2. Cable is not a "state sanctioned monopoly." It's a locally-licensed user of public property for private gain. Many places have more than one equally-licensed cable provider.

3. The bill does not eliminate franchise fees; it specifically preserves them. In some places they will actually go up. Sorry.

4. The FCC has very limited oversight over the Internet; this bill will give it much more, which you rightly don't want.

5. Actually if you have a cable consumer complaint now, it's the City of West Allis or the Village of Brown Deer that's far more efficient than the FCC. When this bill becomes law, your FCC complaint will find a home in the FCC's archives behind the millions generated by the folks riled up about gays on TV by Rev. Dobson's followers.

Barry Orton
Waxingamerica editor


Not a Google Shill:

Unfortunately, you're buying into the propaganda from the telephone companies. You write "This bill finally opens up Time Warner to some competition..." That's wrong. Time Warner is open to competition today. Any telephone company can freely compete with Time Warner. However, they would have to negotiate a franchise agreement with any city in which they offer video services, just like Time Warner and every other cable company has done.

Franchise agreements are expensive to negotiate, and make the video provider beholden to the local municipality. Big corporations don't like that, so the telephone companies have spent money lobbying (a polite word for "bribing") congress to give them an advantage over cable companies. All I want is a level playing field for telephone companies and cable companies to compete on.

I agree with you that franchise fees that municipalities impose on video providers are a tax that is passed on to the consumer. But, as with anyone who argues for the elimination of a tax, I have to ask you "what spending would you cut?" Would you lay off police officers if the franchise fee is eliminated? Fire fighters? Social workers? Would you raise property taxes to replace the franchise fee?

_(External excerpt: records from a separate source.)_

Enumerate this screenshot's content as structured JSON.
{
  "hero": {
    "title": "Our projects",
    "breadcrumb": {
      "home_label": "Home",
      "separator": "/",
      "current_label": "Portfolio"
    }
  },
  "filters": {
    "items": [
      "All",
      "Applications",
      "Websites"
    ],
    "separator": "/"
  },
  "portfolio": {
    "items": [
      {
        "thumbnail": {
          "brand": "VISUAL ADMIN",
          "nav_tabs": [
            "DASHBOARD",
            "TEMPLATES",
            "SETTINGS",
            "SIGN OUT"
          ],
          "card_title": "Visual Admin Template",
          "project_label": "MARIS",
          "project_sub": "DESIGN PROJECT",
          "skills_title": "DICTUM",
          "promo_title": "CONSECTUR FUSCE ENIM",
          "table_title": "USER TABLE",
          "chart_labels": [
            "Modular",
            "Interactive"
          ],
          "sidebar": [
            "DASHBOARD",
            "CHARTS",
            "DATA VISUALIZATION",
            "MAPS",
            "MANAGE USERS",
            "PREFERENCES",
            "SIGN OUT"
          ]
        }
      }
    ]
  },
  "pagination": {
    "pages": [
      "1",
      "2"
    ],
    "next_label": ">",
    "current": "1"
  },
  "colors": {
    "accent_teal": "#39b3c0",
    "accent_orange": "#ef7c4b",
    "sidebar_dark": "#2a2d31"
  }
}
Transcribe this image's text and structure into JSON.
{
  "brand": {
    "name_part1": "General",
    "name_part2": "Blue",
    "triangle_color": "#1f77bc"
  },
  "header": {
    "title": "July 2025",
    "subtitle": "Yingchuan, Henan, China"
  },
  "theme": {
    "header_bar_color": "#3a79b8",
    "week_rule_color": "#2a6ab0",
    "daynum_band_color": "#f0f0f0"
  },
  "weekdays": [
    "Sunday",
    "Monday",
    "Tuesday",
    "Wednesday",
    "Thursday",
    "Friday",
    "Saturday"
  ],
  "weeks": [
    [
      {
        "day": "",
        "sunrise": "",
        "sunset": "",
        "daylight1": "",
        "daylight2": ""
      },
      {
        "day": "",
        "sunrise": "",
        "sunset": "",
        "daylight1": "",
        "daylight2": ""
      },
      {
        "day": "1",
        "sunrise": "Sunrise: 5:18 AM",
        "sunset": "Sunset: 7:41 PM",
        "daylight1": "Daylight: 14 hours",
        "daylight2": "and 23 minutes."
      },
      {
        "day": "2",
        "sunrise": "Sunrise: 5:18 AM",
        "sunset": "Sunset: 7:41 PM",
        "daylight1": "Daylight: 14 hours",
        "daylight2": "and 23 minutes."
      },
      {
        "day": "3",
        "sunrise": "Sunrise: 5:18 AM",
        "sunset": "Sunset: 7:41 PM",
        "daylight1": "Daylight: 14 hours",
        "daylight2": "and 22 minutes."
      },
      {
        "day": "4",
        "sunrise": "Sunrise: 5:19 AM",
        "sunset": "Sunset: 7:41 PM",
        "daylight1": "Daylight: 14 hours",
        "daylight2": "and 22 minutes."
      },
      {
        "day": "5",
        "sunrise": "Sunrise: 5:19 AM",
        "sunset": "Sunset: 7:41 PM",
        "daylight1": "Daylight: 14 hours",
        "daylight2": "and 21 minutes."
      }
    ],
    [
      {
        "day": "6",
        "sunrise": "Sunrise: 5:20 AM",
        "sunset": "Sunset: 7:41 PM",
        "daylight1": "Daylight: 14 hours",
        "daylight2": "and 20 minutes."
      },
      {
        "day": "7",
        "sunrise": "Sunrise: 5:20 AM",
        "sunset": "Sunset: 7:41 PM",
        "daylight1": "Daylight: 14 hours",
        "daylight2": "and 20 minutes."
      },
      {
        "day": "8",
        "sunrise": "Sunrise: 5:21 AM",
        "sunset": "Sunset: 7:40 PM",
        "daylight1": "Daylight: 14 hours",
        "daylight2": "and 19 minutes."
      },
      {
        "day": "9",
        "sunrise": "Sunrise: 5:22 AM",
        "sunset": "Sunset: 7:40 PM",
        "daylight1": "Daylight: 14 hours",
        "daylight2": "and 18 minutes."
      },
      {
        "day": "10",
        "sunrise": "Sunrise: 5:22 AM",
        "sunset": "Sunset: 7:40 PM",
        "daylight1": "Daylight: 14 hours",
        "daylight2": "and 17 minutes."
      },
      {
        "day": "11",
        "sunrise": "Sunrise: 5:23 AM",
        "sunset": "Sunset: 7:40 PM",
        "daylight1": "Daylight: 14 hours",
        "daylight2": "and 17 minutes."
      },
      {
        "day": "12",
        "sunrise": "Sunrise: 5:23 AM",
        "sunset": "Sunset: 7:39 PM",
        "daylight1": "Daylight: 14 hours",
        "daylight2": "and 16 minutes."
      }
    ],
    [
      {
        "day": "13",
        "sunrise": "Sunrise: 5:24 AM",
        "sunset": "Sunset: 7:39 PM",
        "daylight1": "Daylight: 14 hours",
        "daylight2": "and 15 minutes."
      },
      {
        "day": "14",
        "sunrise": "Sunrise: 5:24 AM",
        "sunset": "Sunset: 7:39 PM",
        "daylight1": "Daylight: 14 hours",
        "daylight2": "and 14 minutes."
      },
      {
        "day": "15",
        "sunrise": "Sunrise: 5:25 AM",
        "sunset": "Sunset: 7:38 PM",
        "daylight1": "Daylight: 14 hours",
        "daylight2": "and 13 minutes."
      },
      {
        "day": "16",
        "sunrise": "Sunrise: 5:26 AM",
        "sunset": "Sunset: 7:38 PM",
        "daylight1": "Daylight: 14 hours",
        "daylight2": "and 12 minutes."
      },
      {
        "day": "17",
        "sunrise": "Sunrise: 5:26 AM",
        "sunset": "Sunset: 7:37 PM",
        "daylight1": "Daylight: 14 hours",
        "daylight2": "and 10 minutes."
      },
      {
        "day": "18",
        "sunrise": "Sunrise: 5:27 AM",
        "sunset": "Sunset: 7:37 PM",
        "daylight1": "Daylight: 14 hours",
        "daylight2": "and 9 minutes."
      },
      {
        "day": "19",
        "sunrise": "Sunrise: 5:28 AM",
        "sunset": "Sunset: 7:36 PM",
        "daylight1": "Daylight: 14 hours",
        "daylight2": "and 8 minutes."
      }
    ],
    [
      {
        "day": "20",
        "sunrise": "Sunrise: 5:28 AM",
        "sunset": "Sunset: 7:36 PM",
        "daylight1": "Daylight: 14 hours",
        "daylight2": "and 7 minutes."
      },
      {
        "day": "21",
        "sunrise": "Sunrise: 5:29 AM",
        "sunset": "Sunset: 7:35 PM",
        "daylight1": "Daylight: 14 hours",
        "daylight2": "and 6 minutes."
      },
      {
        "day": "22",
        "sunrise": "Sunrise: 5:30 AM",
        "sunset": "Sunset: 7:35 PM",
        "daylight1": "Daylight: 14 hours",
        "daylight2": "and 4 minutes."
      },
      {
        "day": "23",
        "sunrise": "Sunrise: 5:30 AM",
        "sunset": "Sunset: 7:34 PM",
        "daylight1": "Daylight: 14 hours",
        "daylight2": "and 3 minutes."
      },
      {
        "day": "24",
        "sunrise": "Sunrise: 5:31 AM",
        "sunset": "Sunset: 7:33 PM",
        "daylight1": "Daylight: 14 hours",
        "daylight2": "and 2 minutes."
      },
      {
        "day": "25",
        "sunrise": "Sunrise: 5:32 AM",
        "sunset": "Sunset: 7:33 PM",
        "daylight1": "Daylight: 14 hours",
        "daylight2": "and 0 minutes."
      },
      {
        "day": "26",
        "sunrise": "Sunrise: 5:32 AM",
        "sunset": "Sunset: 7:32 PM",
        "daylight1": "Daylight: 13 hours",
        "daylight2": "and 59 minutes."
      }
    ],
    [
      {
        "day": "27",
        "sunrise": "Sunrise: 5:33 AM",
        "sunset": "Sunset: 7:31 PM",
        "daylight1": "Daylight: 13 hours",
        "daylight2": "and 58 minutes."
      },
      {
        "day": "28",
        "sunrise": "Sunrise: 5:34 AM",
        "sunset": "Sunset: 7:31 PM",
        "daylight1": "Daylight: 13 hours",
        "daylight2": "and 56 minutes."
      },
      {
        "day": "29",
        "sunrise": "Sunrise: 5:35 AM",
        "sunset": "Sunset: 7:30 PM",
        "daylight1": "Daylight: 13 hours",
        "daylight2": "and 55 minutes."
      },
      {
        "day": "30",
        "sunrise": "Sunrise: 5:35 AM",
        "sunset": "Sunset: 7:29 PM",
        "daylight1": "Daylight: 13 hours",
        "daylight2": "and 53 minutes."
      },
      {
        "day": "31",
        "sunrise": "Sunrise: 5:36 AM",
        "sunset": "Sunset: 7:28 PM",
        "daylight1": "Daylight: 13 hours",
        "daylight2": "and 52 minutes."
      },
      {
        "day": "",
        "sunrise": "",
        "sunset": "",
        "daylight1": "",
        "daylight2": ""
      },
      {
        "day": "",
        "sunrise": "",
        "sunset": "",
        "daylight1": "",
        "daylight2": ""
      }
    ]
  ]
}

Full disclosure: I work for a cable company, so some might consider my opinion biased. But I think that a level playing field, as opposed to one where the highest bidder writes the rules, is better for America.

The comments to this entry are closed.